Safety success at one manufacturing facility, a city sued after a construction incident and a closer look at the impact of industrial exoskeletons on workers were among the top stories featured on ISHN.com this week.
OSHA updates a program designed to reduce amputations in the manufacturing industry; company execs in France found guilty of “institutional harassment” and alcohol-related fatalities are increasing in the U.S. These were among the occupational safety and health stories featured on ISHN.com this week.
Among the end of 2019-beginning of 2020 workplace incidents in the U.S. were employees killed or seriously injured by collapsed machinery, a pallet grinder and an exploding wheel.

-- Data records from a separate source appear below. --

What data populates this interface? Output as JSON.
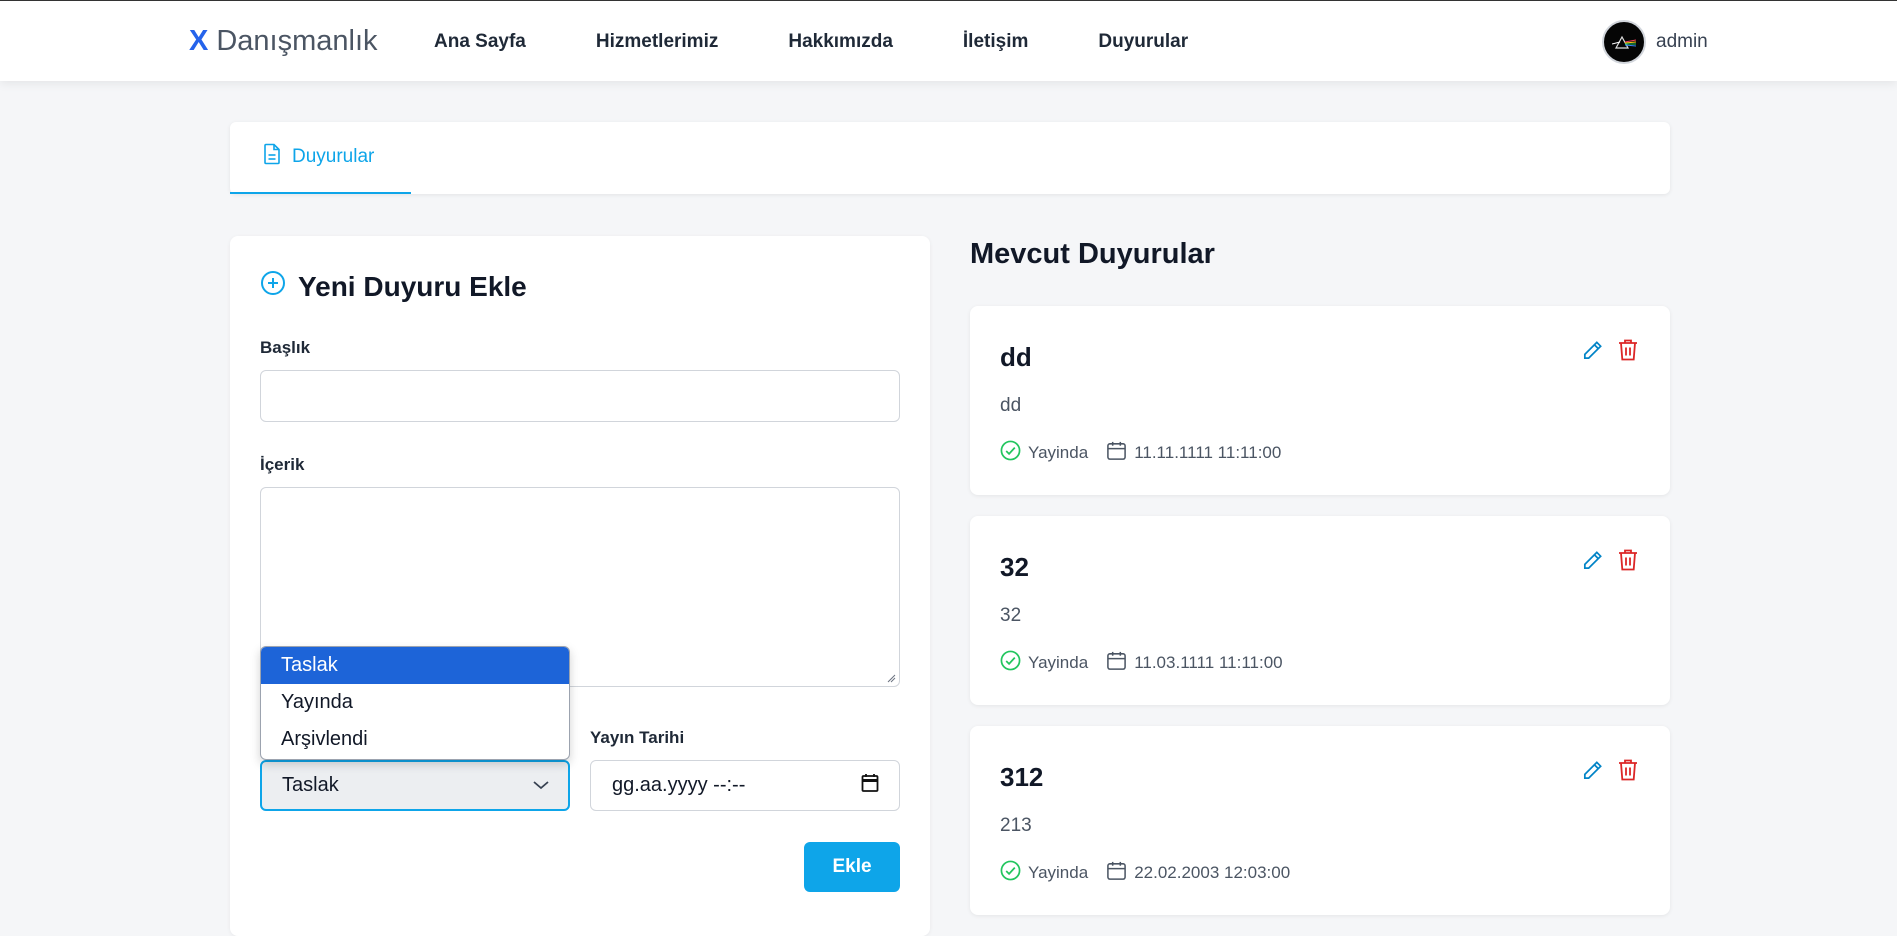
{
  "header": {
    "brand_mark": "X",
    "brand_name": "Danışmanlık",
    "nav": [
      "Ana Sayfa",
      "Hizmetlerimiz",
      "Hakkımızda",
      "İletişim",
      "Duyurular"
    ],
    "user_name": "admin"
  },
  "tabs": {
    "active_label": "Duyurular"
  },
  "form": {
    "title": "Yeni Duyuru Ekle",
    "title_label": "Başlık",
    "title_value": "",
    "content_label": "İçerik",
    "content_value": "",
    "date_label": "Yayın Tarihi",
    "date_value": "gg.aa.yyyy --:--",
    "status_selected": "Taslak",
    "status_options": [
      "Taslak",
      "Yayında",
      "Arşivlendi"
    ],
    "submit_label": "Ekle"
  },
  "list": {
    "title": "Mevcut Duyurular",
    "items": [
      {
        "title": "dd",
        "body": "dd",
        "status": "Yayinda",
        "date": "11.11.1111 11:11:00"
      },
      {
        "title": "32",
        "body": "32",
        "status": "Yayinda",
        "date": "11.03.1111 11:11:00"
      },
      {
        "title": "312",
        "body": "213",
        "status": "Yayinda",
        "date": "22.02.2003 12:03:00"
      }
    ]
  },
  "colors": {
    "accent": "#0ea5e9",
    "brand": "#2563eb",
    "success": "#22c55e",
    "danger": "#dc2626",
    "dropdown_highlight": "#1d64d8"
  },
  "icons": {
    "tab": "document-icon",
    "form_title": "plus-circle-icon",
    "status": "check-circle-icon",
    "date": "calendar-icon",
    "edit": "pencil-icon",
    "delete": "trash-icon"
  }
}
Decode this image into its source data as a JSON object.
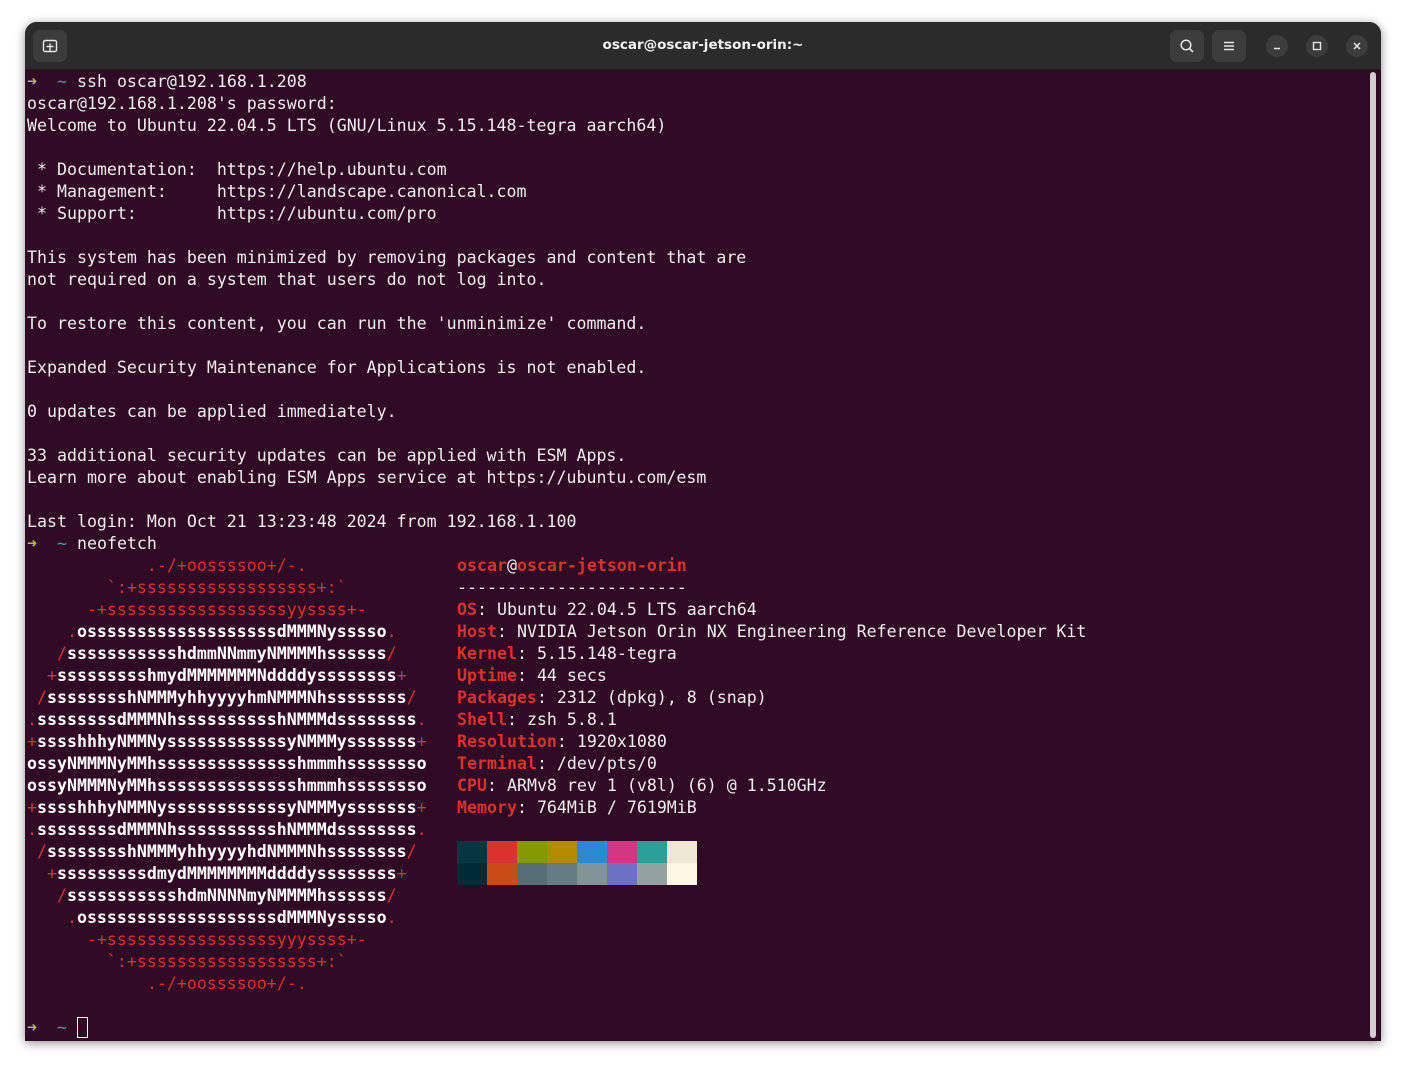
{
  "window": {
    "title": "oscar@oscar-jetson-orin:~",
    "buttons": [
      "new-tab-icon",
      "search-icon",
      "hamburger-menu-icon",
      "minimize-icon",
      "maximize-icon",
      "close-icon"
    ]
  },
  "prompt": {
    "arrow": "➜",
    "dir": "~"
  },
  "session": {
    "command1": "ssh oscar@192.168.1.208",
    "motd": [
      "oscar@192.168.1.208's password:",
      "Welcome to Ubuntu 22.04.5 LTS (GNU/Linux 5.15.148-tegra aarch64)",
      "",
      " * Documentation:  https://help.ubuntu.com",
      " * Management:     https://landscape.canonical.com",
      " * Support:        https://ubuntu.com/pro",
      "",
      "This system has been minimized by removing packages and content that are",
      "not required on a system that users do not log into.",
      "",
      "To restore this content, you can run the 'unminimize' command.",
      "",
      "Expanded Security Maintenance for Applications is not enabled.",
      "",
      "0 updates can be applied immediately.",
      "",
      "33 additional security updates can be applied with ESM Apps.",
      "Learn more about enabling ESM Apps service at https://ubuntu.com/esm",
      "",
      "Last login: Mon Oct 21 13:23:48 2024 from 192.168.1.100"
    ],
    "command2": "neofetch"
  },
  "neofetch": {
    "logo": [
      "            .-/+oossssoo+/-.",
      "        `:+ssssssssssssssssss+:`",
      "      -+ssssssssssssssssssyyssss+-",
      "    .osssssssssssssssssssdMMMNysssso.",
      "   /ssssssssssshdmmNNmmyNMMMMhssssss/",
      "  +ssssssssshmydMMMMMMMNddddyssssssss+",
      " /sssssssshNMMMyhhyyyyhmNMMMNhssssssss/",
      ".ssssssssdMMMNhsssssssssshNMMMdssssssss.",
      "+sssshhhyNMMNyssssssssssssyNMMMysssssss+",
      "ossyNMMMNyMMhsssssssssssssshmmmhssssssso",
      "ossyNMMMNyMMhsssssssssssssshmmmhssssssso",
      "+sssshhhyNMMNyssssssssssssyNMMMysssssss+",
      ".ssssssssdMMMNhsssssssssshNMMMdssssssss.",
      " /sssssssshNMMMyhhyyyyhdNMMMNhssssssss/",
      "  +sssssssssdmydMMMMMMMMddddyssssssss+",
      "   /ssssssssssshdmNNNNmyNMMMMhssssss/",
      "    .osssssssssssssssssssdMMMNysssso.",
      "      -+sssssssssssssssssyyyssss+-",
      "        `:+ssssssssssssssssss+:`",
      "            .-/+oossssoo+/-."
    ],
    "user": "oscar",
    "at": "@",
    "host": "oscar-jetson-orin",
    "separator": "-----------------------",
    "fields": [
      {
        "key": "OS",
        "value": "Ubuntu 22.04.5 LTS aarch64"
      },
      {
        "key": "Host",
        "value": "NVIDIA Jetson Orin NX Engineering Reference Developer Kit"
      },
      {
        "key": "Kernel",
        "value": "5.15.148-tegra"
      },
      {
        "key": "Uptime",
        "value": "44 secs"
      },
      {
        "key": "Packages",
        "value": "2312 (dpkg), 8 (snap)"
      },
      {
        "key": "Shell",
        "value": "zsh 5.8.1"
      },
      {
        "key": "Resolution",
        "value": "1920x1080"
      },
      {
        "key": "Terminal",
        "value": "/dev/pts/0"
      },
      {
        "key": "CPU",
        "value": "ARMv8 rev 1 (v8l) (6) @ 1.510GHz"
      },
      {
        "key": "Memory",
        "value": "764MiB / 7619MiB"
      }
    ],
    "palette": [
      [
        "#073642",
        "#dc322f",
        "#859900",
        "#b58900",
        "#268bd2",
        "#d33682",
        "#2aa198",
        "#eee8d5"
      ],
      [
        "#002b36",
        "#cb4b16",
        "#586e75",
        "#657b83",
        "#839496",
        "#6c71c4",
        "#93a1a1",
        "#fdf6e3"
      ]
    ]
  },
  "colors": {
    "terminal_bg": "#300a24",
    "accent_red": "#e0302a",
    "prompt_arrow": "#b5c42e",
    "prompt_dir": "#34a0c8"
  }
}
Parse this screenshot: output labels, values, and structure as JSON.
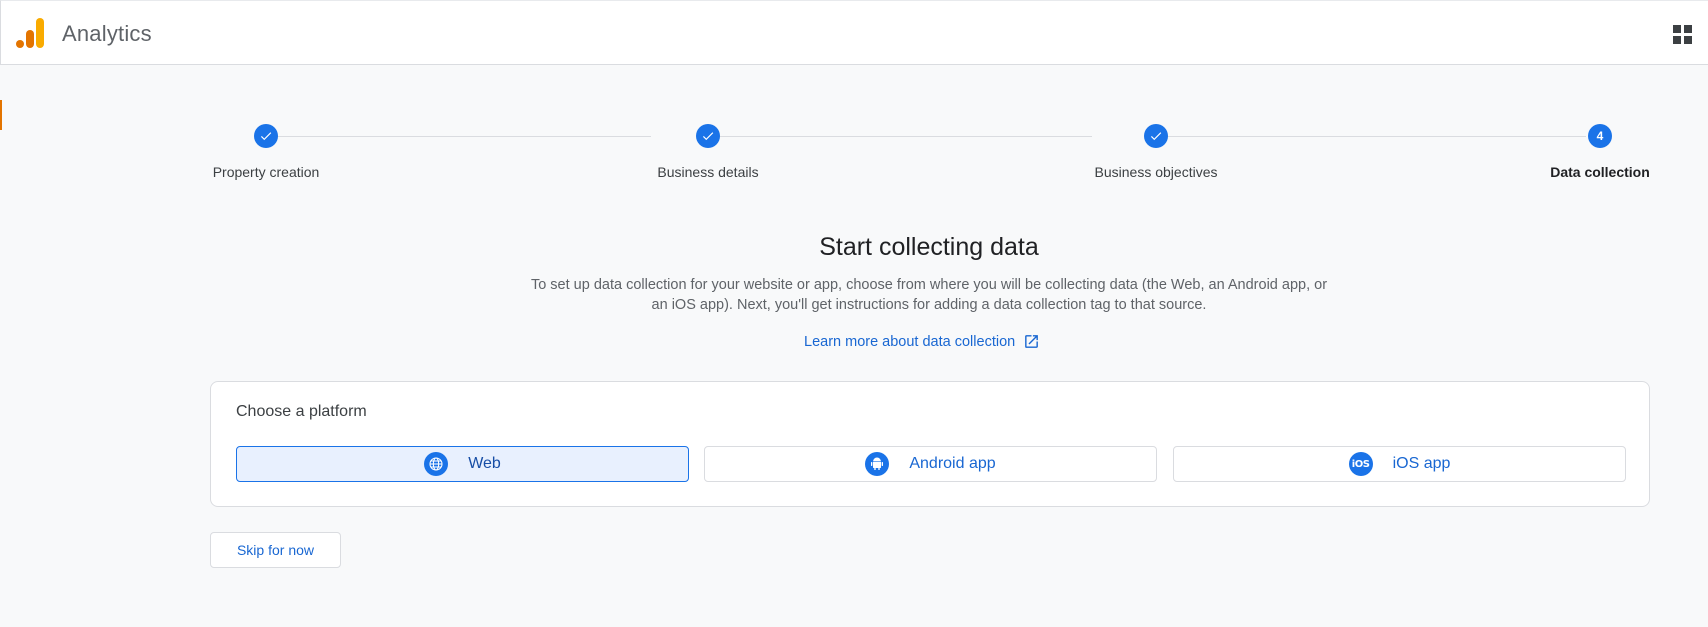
{
  "header": {
    "app_title": "Analytics",
    "apps_icon": "apps-grid-icon"
  },
  "stepper": {
    "steps": [
      {
        "label": "Property creation",
        "state": "complete"
      },
      {
        "label": "Business details",
        "state": "complete"
      },
      {
        "label": "Business objectives",
        "state": "complete"
      },
      {
        "label": "Data collection",
        "state": "current",
        "number": "4"
      }
    ]
  },
  "main": {
    "title": "Start collecting data",
    "description": "To set up data collection for your website or app, choose from where you will be collecting data (the Web, an Android app, or an iOS app). Next, you'll get instructions for adding a data collection tag to that source.",
    "learn_more": "Learn more about data collection"
  },
  "platform": {
    "title": "Choose a platform",
    "options": [
      {
        "label": "Web",
        "icon": "globe-icon",
        "selected": true
      },
      {
        "label": "Android app",
        "icon": "android-icon",
        "selected": false
      },
      {
        "label": "iOS app",
        "icon": "ios-icon",
        "icon_text": "iOS",
        "selected": false
      }
    ]
  },
  "actions": {
    "skip_label": "Skip for now"
  },
  "colors": {
    "primary": "#1a73e8",
    "link": "#1967d2",
    "logo_orange": "#e37400",
    "logo_yellow": "#f9ab00",
    "selected_bg": "#e8f0fe"
  }
}
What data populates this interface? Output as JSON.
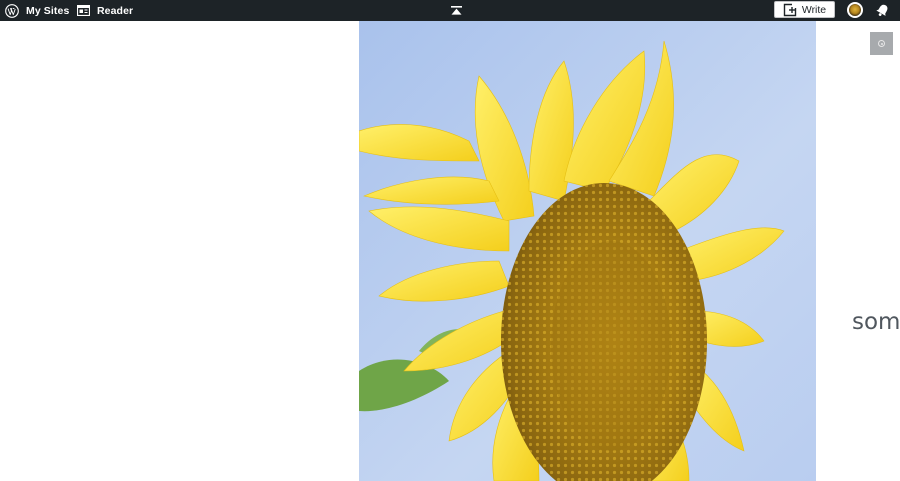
{
  "masterbar": {
    "my_sites_label": "My Sites",
    "reader_label": "Reader",
    "write_label": "Write",
    "icons": {
      "my_sites": "wordpress-logo-icon",
      "reader": "reader-icon",
      "collapse": "collapse-up-icon",
      "write": "write-icon",
      "avatar": "user-avatar",
      "notifications": "bell-icon"
    },
    "colors": {
      "bar": "#1d2327",
      "text": "#ffffff"
    }
  },
  "content": {
    "image_subject": "sunflower",
    "visible_text": "som"
  }
}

In Nebraska, a 39-year-old woman sustained traumatic injuries to her head, arms and upper body when she was partially pulled into the pallet grinder she’d been working with. The woman, an employee of Tradewell Pallet in Gretna, was air lifted to a hospital by a medical condition, where she was reported to be in critical condition, according to news sources.
Late-December workplace incidents in coal mining and construction left three workers dead and their families devastated. In West Virginia, 21-year-old Raymond L. Starkey was fatally injured Dec. 23 while helping to repair a beltline at Murray Energy’s Marshall County Coal Co. Mine near Cameron. The incident is being investigated by the Mine Safety and Health Administration, the West Virginia Office of Miners’ Health, Safety and Training, United Mine Workers of America (UMWA) safety experts and Murray Energy.
The hard hat celebrates a landmark birthday, drug use among construction workers – and how to test for it – and safety technology comes to the construction industry. These were among the top construction industry safety stories of 2019.
Two teenage employees working the overnight shift at a McDonald’s in Lima, Peru were electrocuted earlier this month – an incident which has led to a national conversation about workplace conditions at various companies in the country.
News reports say Alexandra Porras Inga and Gabriel Campos Zap were electrocuted by a loose cable, possibly while mopping the floor of the restaurant.
A ten-year spike in workplace deaths is unacceptable and calls for urgent action, the National Council for Occupational Safety and Health (National COSH) said today.
“As we prepare to gather with our families this holiday season, everyone who is committed to workplace safety will be thinking about the 5,250 U.S. workers who will never see their loved ones again,” said Marcy Goldstein-Gelb, co-executive director of National COSH.
Occupational fatalities in the U.S. increased last year, a lawsuit follows an assembly line death and the NTSB identifies safety issue behind devastating pipeline explosion. These were among the stories featured on ISHN.com this week.
A company owner in Roslindale, Massachusetts was sentenced this week to two years in the House of Corrections after being found guilty of two counts of manslaughter for the deaths of two employees. Kevin Otto, owner of Atlantic Drain Services, will have three years’ probation following his sentence, and he can never again employ anyone in a job that involves excavation.
Inadequate planning and communication were what led to the 2016 gas pipeline explosion and fire in Alabama that killed two workers and injured four others, according to an investigation by the National Transportation Safety Board (NTSB).
The October 31 blast near Helena occurred when a contractor who was excavating damaged the Colonial Pipeline Company’s (Colonial) 36-inch diameter refined liquid petroleum transmission pipeline
Among the articles in the January 2020 issue of ISHN Magazine, we review the most violated OSHA standards, Part 2 of Larry Wilson's 'Rethinking Traditional Safety' column series, insight from safety experts, and much more.